Lezyne Classic Floor Drive $69.99–I won’t lie, I do lust after the Silca SuperPista Ultimate, but 450 bucks is a ridiculous price-point. The much more affordable Lezyne is also sexy and a great quality pump. The screw-on reversible chuck grabs the stem securely yet releases easily without worry of bent stem tips.
Dirty Kanza 200 $95 (2014 pricing)–You’ll probably hate me for this, but you’ll love me after. The DK200 is dubbed the “premiere gravel grinder” for many reasons. The town of Emporia really embraces this ride and welcomes the riders. A 1200 person gravel event is something to behold. It will be one of the hardest things you have ever attempted, but it will also be one of the most rewarding.
Mountainsmith Bike Cube Deluxe $79.95–Keep all your bike gear organized and ready to hit the road with the Bike Cube Deluxe. As I discussed in my review, it will not only store and carry the essentials such as helmet, shoes, food, and clothes; it has enough room to pack all necessities for a weekend trip so that you’re not dividing things among bags.
Mountain Hardwear Phantom 32 Sleeping Bag $380–This is a perfect bikepacking sleeping bag. The 32 degree rating offers a broad temperature range from mild spring/summer nights to cold winter ones. I have slept comfortably in 60 degree temperatures and have stayed warm in the mid-20s by wearing light base layers.
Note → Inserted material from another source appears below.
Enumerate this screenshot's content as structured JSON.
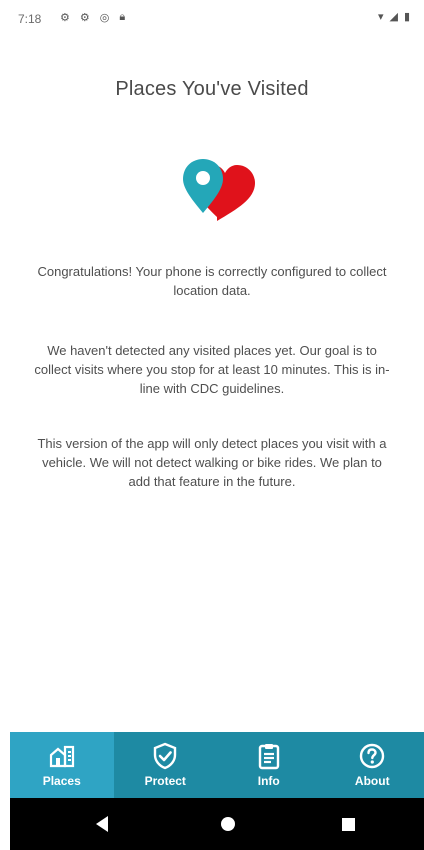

At less than 1.5 lbs, it is very easy to pack, especially with the miniscule 6 inch stuffed size.
Castelli Gabba Short Sleeve Jersey/Jacket ($120-$180) and Castelli Nanoflex Arm Warmers ($60)–For ultra-endurance events and other rides where the weather looks to change, this is a great combination. The short sleeve jersey is great in cool conditions by itself, but when paired with the arm warmers, you can be prepared for low temperatures. I have used this combination in Trans Iowa and on a 10 hour gravel race that started at 26 degrees and finished in the 60s. Both the jacket and arm warmers offer protection from light rain as well. The Gabba 2 was just released, and you can currently find some good deals on the previous generation.
Oveja Negra Gearjammer Bikepacking Seat Bag $125(large)–As I said in my review, I am highly impressed with the Gearjammer. The attention to detail and quality is top-notch. Seat bags are essential for bikepacking, and this is the best bikepacking seat bag I have seen.
Gaerne Shoes ($varies)–For both road and gravel riding, Gaerne shoes are on my feet. They are the most comfortable cycling shoes I have worn. The road shoes are light and well-ventilated. The mountain shoes are tough yet comfortable. Gaerne shoes can also be seen on the feet of many professional riders. Gaerne’s pricing offers choices for a variety of budgets. My full review of one of their road models is found here.
Cheers and Happy Holidays!
– Alex (Steak Sauce)